Sri Lanka parliament approves state of emergency

President declared state of emergency to control food prices and prevent hoarding amid shortages of some staples.

Sri Lanka's President Gotabaya Rajapaksa.
President Gotabaya Rajapaksa declared the emergency on August 30 [File: Ishara S Kodikara/AFP]

Sri Lanka’s parliament has approved a state of emergency declared by the president, who said it is needed to control food prices and prevent hoarding amid shortages of some staples.

Opposition legislators on Monday said the emergency declaration is not needed because other laws can be used to maintain essential supplies, and the tough emergency rules can be misused to stifle critics.
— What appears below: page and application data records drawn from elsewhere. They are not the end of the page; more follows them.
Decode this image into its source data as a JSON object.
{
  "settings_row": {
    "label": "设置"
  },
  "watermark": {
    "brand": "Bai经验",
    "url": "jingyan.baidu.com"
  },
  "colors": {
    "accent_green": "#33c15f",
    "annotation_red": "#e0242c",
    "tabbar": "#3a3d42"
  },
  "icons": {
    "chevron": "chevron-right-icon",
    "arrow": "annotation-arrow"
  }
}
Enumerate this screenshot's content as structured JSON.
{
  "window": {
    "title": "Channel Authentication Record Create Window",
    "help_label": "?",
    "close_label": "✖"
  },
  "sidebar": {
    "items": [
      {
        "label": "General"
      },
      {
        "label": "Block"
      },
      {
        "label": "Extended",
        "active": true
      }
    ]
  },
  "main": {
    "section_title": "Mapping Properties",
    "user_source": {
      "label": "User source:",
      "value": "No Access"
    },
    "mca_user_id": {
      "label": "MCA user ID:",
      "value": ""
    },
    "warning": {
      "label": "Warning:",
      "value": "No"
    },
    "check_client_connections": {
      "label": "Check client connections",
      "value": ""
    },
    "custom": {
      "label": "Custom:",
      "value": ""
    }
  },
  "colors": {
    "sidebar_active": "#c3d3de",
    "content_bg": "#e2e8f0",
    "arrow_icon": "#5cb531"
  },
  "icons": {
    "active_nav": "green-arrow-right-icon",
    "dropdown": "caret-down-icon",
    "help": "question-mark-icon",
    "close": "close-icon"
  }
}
The emergency law enables authorities to detain people without warrants, seize property, enter and search any premises, suspend laws and issue orders that cannot be questioned in court. Officials who issue such orders are also immune from lawsuits.

President Gotabaya Rajapaksa had declared the emergency on August 30.

The constitution requires that it be approved within 14 days by the 225-member parliament, where the governing party has more than 150 seats. The resolution received 132 votes in favour and 51 against.

The government said it had maximised efforts to use normal laws but that court cases it filed have been delayed by the pandemic.

Ruling party legislators said the emergency was declared only because other options were not working and that the government does not intend to use the emergency regulations against opponents.

Sri Lanka has been governed under a state of emergency for much of the last 50 years as it went through two Marxist insurrections and a decades-long civil war.

Authorities were often accused of using the rules to suppress opponents.

In recent weeks, there have been shortages of essential items such as sugar, milk powder and cooking gas. The government says hoarders artificially created the shortages.

The country is also facing a foreign exchange crisis triggered by a drop in tourism and exports, along with heavy loan repayments.

Source: AP